Drug therapy is under updating.
Operable colon cancer
After surgery for stage II colon cancer, adjuvant chemotherapy is not recommended as standard treatment. It is recommended to consider chemotherapy in cases of tumor perforation before or after surgery, or when there was too few (≤ 8) examined lymph nodes in the resected specimen.
After surgery for colon cancer with lymph node metastases in the resected specimen (stage III), adjuvant chemotherapy is recommended starting 4-6 weeks after surgery.
- For patients < 70 years, standard treatment is chemotherapy (5-FU and calcium folinate combined with oxaliplatin (FLOX regimens)). Twelve cycles are given every 14 days for 6 months.
- 5-FU with calcium folinate (FLV cycles) is often given to patients 70-75 years, or to patients with low tolerance for chemotherapy. Twelve cycles are given for 6 months. Another possible alternative is oral capecitabine for 8 cycles in 3 week intervals.
- Individual treatment is considered for patients 75-80 years of age.
Operable rectal cancer
In locally advanced rectal cancer, which is about 10-15% of rectal cancer patients, who based on MRI have short margins (≤ 3 mm) to the surgical dissection plane (mesorectal fascia), chemoradiation therapy is recommended before surgery.
- Radiation therapy 50 Gy over 5 weeks.
- Radiation therapy combined with concomitant radiation sensitizing chemotherapy, either oral capecetabine 5 out of 7 days of the week or Nordic FLV 3 courses intravenously, during the period of radiation therapy.
Preoperative radiation therapy reduces the risk for local recurrence by half, and this risk is reduced additionally by addition of concomitant 5-FU. Combination regimens during radiation therapy are currently not known to have an additional positive effect. The benefit of adjuvant chemotherapy after surgery for rectal cancer is not as strongly documented as for colon cancer, and is not recommended as standard treatment in Norway
Primary resectable and potentially resectable liver metastases
In patients without other disease than liver metastases from colon or rectal cancer, there is still discussion regarding the benefit of chemotherapy in association with surgery for liver metastases. In some selected patients, there appears to be benefit from perioperative chemotherapy (FLOX/FOLFOX) in 6 cycles before and 6 cycles after liver surgery. The indication for this should be evaluated by a multidisciplinary team.
Primary inoperable liver metastases that may be potentially operable after chemotherapy, are recommended to consider combination chemotherapy, possibly with the addition of antibodies to achieve the highest possible response rate.
Palliative drug therapy
For inoperable disease or distant metastases, chemotherapy may have a palliative effect and prolong survival. The purpose of treatment is then not to cure the disease, but rather to hinder growth and progression.

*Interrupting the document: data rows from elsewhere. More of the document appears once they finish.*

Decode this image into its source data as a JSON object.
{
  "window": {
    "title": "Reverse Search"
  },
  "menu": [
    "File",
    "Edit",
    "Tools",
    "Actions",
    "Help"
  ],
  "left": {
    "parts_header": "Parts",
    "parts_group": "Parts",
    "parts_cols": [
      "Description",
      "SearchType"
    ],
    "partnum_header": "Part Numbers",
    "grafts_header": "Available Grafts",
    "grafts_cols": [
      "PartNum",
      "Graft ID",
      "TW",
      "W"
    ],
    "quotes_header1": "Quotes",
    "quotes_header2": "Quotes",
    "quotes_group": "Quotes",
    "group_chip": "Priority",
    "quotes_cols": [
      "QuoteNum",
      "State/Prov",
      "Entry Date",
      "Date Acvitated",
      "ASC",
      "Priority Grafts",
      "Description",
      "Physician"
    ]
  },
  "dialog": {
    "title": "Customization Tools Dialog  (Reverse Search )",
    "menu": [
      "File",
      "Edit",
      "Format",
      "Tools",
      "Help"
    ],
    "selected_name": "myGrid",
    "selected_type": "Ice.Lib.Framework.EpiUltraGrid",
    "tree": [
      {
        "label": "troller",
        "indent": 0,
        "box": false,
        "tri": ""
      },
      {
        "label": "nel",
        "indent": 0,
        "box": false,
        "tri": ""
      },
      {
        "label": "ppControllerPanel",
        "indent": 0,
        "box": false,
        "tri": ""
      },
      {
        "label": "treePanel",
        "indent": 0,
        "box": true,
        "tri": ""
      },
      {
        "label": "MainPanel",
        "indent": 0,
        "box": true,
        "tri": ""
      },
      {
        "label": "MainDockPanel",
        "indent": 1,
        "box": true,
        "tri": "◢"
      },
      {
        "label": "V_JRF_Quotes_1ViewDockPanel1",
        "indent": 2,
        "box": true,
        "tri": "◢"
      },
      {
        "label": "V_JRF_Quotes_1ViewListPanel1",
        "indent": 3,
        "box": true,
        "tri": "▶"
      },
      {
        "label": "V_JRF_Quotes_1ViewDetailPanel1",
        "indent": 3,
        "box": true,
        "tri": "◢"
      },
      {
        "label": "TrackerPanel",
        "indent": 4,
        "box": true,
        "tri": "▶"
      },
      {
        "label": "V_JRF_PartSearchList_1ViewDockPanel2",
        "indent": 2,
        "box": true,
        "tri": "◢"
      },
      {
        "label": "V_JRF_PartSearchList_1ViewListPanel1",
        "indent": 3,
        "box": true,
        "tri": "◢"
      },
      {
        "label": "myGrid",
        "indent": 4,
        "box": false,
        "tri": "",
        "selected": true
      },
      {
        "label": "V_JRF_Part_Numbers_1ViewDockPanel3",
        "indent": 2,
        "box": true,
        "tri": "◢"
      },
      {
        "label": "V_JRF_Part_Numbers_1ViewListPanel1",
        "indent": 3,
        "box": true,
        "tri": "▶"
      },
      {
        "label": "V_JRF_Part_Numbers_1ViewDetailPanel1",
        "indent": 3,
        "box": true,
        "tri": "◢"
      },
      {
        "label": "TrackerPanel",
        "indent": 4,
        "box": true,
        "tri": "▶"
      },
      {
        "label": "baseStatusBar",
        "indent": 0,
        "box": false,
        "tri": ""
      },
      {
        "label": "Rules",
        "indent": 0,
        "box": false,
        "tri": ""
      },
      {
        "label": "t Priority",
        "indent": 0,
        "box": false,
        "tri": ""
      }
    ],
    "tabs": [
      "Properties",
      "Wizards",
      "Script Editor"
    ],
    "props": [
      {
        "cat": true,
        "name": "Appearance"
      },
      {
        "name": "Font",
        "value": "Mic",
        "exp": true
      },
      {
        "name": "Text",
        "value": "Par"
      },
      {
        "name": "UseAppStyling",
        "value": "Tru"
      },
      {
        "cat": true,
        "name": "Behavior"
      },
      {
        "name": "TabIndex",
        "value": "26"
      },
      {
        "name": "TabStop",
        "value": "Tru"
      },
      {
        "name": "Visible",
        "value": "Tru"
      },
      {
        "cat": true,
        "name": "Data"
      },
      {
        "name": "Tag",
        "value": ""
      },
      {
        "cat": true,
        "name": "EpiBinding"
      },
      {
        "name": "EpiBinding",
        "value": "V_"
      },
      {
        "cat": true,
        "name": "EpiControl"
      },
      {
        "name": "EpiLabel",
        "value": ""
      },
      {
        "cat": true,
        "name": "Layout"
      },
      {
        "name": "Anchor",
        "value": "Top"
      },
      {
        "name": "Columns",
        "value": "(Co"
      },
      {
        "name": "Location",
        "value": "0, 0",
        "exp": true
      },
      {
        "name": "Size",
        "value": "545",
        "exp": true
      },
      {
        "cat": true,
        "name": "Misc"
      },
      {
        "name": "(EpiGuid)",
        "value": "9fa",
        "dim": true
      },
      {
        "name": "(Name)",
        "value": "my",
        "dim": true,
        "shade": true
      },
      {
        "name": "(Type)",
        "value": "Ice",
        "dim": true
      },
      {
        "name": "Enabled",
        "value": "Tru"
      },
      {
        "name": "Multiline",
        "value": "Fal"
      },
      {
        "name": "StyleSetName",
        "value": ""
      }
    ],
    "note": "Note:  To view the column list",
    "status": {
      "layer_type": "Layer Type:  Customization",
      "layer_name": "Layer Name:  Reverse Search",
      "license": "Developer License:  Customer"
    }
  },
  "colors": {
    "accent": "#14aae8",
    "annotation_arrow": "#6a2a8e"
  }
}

As first line treatment, 5-FU/calcium folinate combined with oxaliplatin or irinotecan are considered equivalent regimens based on response and survival data. Different variants of these regimens are available, but the most common in Norway is FLV with oxaliplatin (FLOX) or irinotecan (FLIRI). The general health status of the patient and symptoms may influence the choice of chemotherapy due to differing side effect profiles. In elderly patients with comorbidity, Nordic FLV may be considered.
If the disease progresses, it is often neccessary to change the chemotherapy regimen.
Bevacizumab is an angiogenesis inhibitor antibody that binds to vascular endothelial growth factor (VEGF) and may be used as first-line treatment of metastatic colon and rectal cancer in patients expected to tolerate this treatment. It is important to be aware of potential side effects such as thromboembolistic conditions, hypertension, and delayed wound healing.
Cetuximab or panitumumab are antibodies against growth factor receptor EGFR. It is shown that these drugs are effective only in KRAS wild-type tumors. This may be appropriate to consider in palliative third-line drug therapy.